**Assigned task:** Take the entries that follow and return only the lines from the one with "Extract the structured" through the final line, leaving every picture behind.

(Data about app and page elements)

:::

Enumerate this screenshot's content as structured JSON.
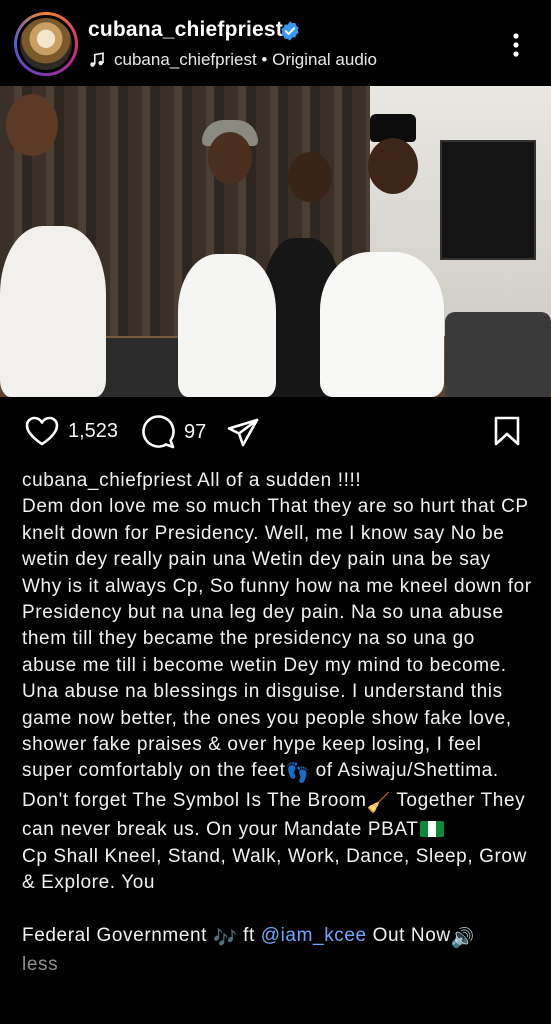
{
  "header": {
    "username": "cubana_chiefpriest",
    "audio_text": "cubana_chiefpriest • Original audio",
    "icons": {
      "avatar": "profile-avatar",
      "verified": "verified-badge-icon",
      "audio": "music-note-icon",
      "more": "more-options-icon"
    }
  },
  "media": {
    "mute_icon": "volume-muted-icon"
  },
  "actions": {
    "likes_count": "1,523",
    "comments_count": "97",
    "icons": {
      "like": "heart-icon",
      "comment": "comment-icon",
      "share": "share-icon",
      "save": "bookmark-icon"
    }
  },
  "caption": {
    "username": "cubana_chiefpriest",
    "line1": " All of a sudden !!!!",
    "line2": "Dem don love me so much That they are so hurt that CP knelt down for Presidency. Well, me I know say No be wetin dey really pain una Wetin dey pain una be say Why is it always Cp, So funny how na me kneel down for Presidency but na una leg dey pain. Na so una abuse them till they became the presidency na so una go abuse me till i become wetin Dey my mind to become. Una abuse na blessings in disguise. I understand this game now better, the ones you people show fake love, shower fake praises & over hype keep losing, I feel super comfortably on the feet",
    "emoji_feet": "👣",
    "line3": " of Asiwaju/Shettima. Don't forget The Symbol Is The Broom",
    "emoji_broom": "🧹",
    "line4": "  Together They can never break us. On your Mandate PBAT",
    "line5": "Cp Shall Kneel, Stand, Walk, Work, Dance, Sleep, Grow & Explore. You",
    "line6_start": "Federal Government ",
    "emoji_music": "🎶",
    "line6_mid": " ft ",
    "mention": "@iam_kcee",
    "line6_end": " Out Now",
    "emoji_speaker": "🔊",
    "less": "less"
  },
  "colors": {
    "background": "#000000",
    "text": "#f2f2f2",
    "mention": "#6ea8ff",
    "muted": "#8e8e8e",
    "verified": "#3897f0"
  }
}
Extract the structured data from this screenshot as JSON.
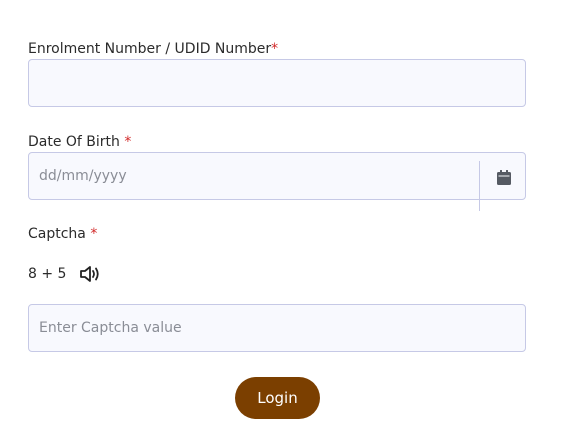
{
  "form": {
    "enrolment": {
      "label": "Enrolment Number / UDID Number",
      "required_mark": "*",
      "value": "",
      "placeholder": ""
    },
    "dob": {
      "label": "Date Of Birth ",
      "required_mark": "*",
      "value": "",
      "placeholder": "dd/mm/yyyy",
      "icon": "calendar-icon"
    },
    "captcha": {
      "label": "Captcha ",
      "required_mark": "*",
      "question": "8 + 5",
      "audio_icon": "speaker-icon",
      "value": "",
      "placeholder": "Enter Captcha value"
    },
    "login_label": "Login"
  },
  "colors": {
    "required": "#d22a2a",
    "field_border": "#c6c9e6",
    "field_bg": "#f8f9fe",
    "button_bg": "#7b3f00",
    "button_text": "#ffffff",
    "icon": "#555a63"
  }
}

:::

**Response area:**
Extract the structured data from this screenshot as JSON.
{
  "form": {
    "enrolment": {
      "label": "Enrolment Number / UDID Number",
      "required_mark": "*",
      "value": "",
      "placeholder": ""
    },
    "dob": {
      "label": "Date Of Birth ",
      "required_mark": "*",
      "value": "",
      "placeholder": "dd/mm/yyyy",
      "icon": "calendar-icon"
    },
    "captcha": {
      "label": "Captcha ",
      "required_mark": "*",
      "question": "8 + 5",
      "audio_icon": "speaker-icon",
      "value": "",
      "placeholder": "Enter Captcha value"
    },
    "login_label": "Login"
  },
  "colors": {
    "required": "#d22a2a",
    "field_border": "#c6c9e6",
    "field_bg": "#f8f9fe",
    "button_bg": "#7b3f00",
    "button_text": "#ffffff",
    "icon": "#555a63"
  }
}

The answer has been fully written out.